It’s remarkable that in two of the year’s best sadcoms, we find the same old song as the solution to deep and uncomfortable problems. The new season of BoJack Horseman finds a happy ending in a relationship built apart from law, a relationship where love is not related to performance. This new season of Rick and Morty suggests that love is a challenge to materialism, and that control (especially over people) is not a solution. Thankfully, as we arrive these conclusions through the cringeworthy antics of our dysfunctional protagonists, we get to laugh along the way.

Strays:
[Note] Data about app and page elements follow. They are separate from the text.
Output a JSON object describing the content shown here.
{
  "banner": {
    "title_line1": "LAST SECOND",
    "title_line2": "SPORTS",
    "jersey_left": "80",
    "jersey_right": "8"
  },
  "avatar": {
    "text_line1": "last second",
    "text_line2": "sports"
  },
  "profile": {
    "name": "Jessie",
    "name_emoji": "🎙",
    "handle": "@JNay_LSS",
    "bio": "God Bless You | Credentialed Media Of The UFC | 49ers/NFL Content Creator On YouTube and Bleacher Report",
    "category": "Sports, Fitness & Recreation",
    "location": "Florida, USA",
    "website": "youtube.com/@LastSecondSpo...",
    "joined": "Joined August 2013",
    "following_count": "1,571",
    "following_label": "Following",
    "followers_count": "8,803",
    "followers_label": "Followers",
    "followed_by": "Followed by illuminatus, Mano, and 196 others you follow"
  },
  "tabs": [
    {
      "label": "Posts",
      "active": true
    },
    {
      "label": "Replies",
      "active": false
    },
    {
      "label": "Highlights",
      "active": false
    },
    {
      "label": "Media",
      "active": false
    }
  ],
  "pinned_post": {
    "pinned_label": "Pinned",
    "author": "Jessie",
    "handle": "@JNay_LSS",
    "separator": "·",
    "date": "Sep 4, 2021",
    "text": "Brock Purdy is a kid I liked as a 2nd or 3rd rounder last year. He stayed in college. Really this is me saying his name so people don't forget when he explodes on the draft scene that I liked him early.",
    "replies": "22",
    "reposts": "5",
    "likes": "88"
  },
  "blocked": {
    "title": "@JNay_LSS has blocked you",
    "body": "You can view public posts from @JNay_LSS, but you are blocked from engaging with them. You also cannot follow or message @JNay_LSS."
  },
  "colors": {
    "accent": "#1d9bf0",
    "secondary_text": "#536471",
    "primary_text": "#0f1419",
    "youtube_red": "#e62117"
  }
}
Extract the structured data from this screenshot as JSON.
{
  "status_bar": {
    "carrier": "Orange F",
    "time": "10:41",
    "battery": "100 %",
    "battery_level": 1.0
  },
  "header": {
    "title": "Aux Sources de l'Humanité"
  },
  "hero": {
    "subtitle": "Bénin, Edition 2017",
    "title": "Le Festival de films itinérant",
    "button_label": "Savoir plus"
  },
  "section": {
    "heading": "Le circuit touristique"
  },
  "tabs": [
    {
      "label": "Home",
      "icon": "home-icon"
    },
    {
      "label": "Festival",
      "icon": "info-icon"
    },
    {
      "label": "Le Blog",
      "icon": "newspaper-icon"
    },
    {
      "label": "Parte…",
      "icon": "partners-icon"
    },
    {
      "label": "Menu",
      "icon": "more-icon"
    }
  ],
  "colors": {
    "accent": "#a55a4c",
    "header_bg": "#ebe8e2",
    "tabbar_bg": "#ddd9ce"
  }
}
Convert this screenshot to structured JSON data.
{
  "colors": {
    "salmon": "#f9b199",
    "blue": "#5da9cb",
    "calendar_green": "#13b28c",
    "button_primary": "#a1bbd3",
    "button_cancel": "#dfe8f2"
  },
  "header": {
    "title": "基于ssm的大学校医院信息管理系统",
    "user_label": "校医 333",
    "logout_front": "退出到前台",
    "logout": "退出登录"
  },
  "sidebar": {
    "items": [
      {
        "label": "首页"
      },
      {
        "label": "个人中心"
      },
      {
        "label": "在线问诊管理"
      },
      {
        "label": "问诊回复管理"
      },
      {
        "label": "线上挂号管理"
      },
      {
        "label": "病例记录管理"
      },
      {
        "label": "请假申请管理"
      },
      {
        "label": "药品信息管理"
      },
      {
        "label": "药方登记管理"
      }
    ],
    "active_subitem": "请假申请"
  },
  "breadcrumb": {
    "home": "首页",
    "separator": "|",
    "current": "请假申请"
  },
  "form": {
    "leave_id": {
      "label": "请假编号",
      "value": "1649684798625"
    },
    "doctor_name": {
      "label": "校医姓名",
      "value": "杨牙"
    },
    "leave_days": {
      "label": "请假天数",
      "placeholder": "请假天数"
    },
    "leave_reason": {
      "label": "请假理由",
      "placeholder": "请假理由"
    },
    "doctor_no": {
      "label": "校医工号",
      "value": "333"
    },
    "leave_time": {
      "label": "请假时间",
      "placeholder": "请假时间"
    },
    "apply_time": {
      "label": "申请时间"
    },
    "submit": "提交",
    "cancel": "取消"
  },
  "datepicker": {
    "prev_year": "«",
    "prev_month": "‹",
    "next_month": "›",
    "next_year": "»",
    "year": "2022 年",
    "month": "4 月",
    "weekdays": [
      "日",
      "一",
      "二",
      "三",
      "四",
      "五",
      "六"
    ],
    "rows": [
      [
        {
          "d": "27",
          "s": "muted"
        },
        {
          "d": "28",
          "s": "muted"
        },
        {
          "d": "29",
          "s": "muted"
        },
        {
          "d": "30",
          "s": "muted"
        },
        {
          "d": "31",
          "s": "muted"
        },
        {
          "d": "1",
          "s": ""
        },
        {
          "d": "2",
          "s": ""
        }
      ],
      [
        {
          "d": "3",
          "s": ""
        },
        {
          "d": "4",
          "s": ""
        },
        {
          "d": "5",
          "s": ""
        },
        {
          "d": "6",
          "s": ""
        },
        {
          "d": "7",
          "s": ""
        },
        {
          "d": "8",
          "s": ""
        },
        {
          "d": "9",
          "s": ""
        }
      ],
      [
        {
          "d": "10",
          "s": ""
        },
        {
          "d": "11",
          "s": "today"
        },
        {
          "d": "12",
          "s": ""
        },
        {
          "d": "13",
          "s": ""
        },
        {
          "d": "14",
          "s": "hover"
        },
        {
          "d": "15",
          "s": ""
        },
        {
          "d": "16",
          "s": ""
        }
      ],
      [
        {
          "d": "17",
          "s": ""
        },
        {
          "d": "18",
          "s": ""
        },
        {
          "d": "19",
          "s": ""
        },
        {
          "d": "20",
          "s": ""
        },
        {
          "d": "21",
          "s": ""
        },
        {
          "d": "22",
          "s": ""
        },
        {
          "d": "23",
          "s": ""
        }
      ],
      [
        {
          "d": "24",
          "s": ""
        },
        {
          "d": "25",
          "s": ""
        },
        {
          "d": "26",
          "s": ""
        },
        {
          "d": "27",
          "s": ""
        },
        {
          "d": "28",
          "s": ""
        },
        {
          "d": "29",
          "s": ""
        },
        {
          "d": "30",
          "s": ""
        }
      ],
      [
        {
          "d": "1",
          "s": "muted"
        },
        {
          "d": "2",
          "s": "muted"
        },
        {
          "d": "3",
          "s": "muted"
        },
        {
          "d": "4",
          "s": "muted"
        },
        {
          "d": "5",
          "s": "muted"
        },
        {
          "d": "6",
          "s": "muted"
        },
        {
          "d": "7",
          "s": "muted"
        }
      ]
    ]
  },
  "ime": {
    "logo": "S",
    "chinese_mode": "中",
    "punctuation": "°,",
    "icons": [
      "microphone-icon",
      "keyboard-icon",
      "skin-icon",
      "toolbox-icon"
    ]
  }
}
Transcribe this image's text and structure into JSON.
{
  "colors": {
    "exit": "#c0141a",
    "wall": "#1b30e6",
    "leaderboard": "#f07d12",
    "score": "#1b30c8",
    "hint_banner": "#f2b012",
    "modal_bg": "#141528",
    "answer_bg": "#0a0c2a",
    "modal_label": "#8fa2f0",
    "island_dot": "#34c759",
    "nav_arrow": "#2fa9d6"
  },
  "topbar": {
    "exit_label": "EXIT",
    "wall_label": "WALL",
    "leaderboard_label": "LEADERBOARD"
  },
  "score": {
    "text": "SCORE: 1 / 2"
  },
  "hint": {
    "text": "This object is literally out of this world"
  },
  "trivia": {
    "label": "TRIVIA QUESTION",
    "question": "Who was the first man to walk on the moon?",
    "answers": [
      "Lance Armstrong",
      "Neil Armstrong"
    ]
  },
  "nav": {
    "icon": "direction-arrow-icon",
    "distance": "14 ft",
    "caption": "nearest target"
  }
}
  • Top Rick and Morty episodes: “Pickle Rick” is the fan favorite, and the episode’s family therapy scene has to be seen to be believed. The awards season candidate is “The Ricklantis Mix Up,” which somehow manages to get Stand By Me, Training Day, and The Wire all jumbled up into a look into life in The Citadel of Ricks. “Rest and Ricklaxation” dives deep with the questions of what makes us human, as Rick and Morty have every toxic aspect removed from their being at an intergalactic spa.
  • “My generation eats trauma for breakfast” – Summer to her mother Beth in The ABC’s of Beth, a credit to Bruenig’s essay quoted above.
  • Much has been made on the internet of Rick and Morty‘s fanbase. Given the national spotlight of the Szechuan Sauce joke and the sexism of some fans, it seems as if the show’s key premise—Rick’s life is sad—has missed its mark. Or maybe it hasn’t. If the idea is that life is meaningless and so we stick to the illusions of love, it seems counterintuitive to lay that groundwork and judge fans for loving the show too much and imperfectly.
  • See also the Rick and Morty fans meme, an exercise in justification by nerddom.
  • Also, it should be noted that Morty’s growth into a more discerning and jaded adventurer is a big part of this season too. His revenge on Summer’s Boyfriend Ethan, his complicated relationship with his dad, and his beefy arm murder look like they’re laying the framework for an interesting season 4.